As episode 4 progressed, we got to see a bit more of Martin and Saga. One of the things I like about European crime drama is how unchoreographed and inexpert-looking the action sequences are. The confrontation with the balaclavaed baddy in Episode 4 was typically bumbly and shambling, with both our protagonists taking a beating. Martin definitely took the brunt of it, though, with that kick (ruptured testicles – yuck!). Saga’s confusion about the guilt she felt over Martin’s injury was oddly touching.

Increasingly, it seems to me that Stefan is being set up as a red herring, with all the links between him and the case. He always seems to be around, his sister was one of the poisoning victims and he works at the shelter where Bjorn met his abductor. Surely all this is too obvious, though? I’m going to be really annoyed if he turns out to be the killer. Plus, does anyone else think he’s kind of attractive? It must be that moustache.

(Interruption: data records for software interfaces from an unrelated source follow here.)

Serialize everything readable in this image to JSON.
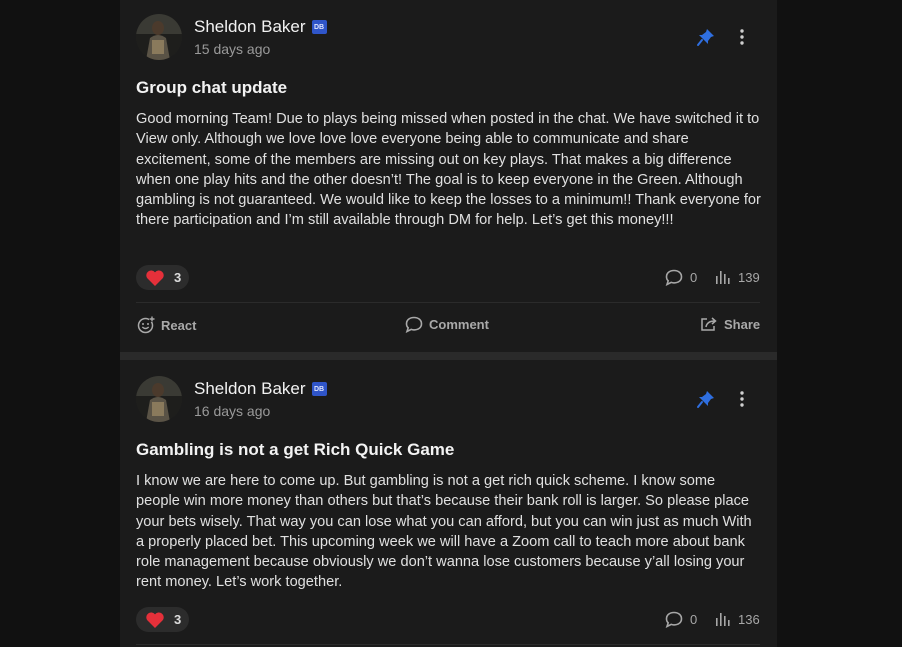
{
  "posts": [
    {
      "author": "Sheldon Baker",
      "badge": "DB",
      "time": "15 days ago",
      "title": "Group chat update",
      "body": "Good morning Team! Due to plays being missed when posted in the chat. We have switched it to View only. Although we love love love everyone being able to communicate and share excitement, some of the members are missing out on key plays. That makes a big difference when one play hits and the other doesn’t! The goal is to keep everyone in the Green. Although gambling is not guaranteed. We would like to keep the losses to a minimum!! Thank everyone for there participation and I’m still available through DM for help. Let’s get this money!!!",
      "reaction_count": "3",
      "comments": "0",
      "views": "139",
      "actions": {
        "react": "React",
        "comment": "Comment",
        "share": "Share"
      }
    },
    {
      "author": "Sheldon Baker",
      "badge": "DB",
      "time": "16 days ago",
      "title": "Gambling is not a get Rich Quick Game",
      "body": "I know we are here to come up. But gambling is not a get rich quick scheme. I know some people win more money than others but that’s because their bank roll is larger. So please place your bets wisely. That way you can lose what you can afford, but you can win just as much With a properly placed bet. This upcoming week we will have a Zoom call to teach more about bank role management because obviously we don’t wanna lose customers because y’all losing your rent money. Let’s work together.",
      "reaction_count": "3",
      "comments": "0",
      "views": "136"
    }
  ],
  "icons": {
    "reaction": "heart-icon",
    "pin": "pin-icon",
    "menu": "more-vertical-icon",
    "comments": "speech-bubble-icon",
    "views": "bar-chart-icon",
    "react": "add-emoji-icon",
    "share": "share-icon"
  },
  "colors": {
    "pin": "#2f6fe0",
    "heart": "#e5303a",
    "badge": "#2f55c9"
  }
}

The biggest revelation of this episode was the presence of No One and his relationship with Anja’s deranged flatmate. Is this the Truth Terrorist? How many disciples does he have? I’m not so keen on serial killers who network so this was a bit disappointing if I’m honest. It smacks of producer-logic to me: if one serial killer is scary, then a whole heap of them must be terrifying. Plus, it seems so unlikely. How would a serial killer even go about getting disciples, advertise on Craig’s List? Our disciple’s plans for the morrow don’t bode well, especially if he keeps swishing that sword around. On a serious note, I hope the BBC4 programmers are treading carefully with what’s ahead as a maniac on a violent killing spree is not an appropriate thing to show in the midst of the Breivik trial.

Forecasts then, at this midpoint? I think Saga will continue to develop her nascent human qualities under Martin’s tutelage. I also think that Martin will find he has some connection to the killer as why else wouldn’t he shoot him? Thinking about the set-up of the police corruption idea, this may well be the killer’s next target, the next ‘problem’ he wants to expose. I have no idea who the killer is at all, which is either a really good or a really bad thing. What do you think is going to happen in the next instalment?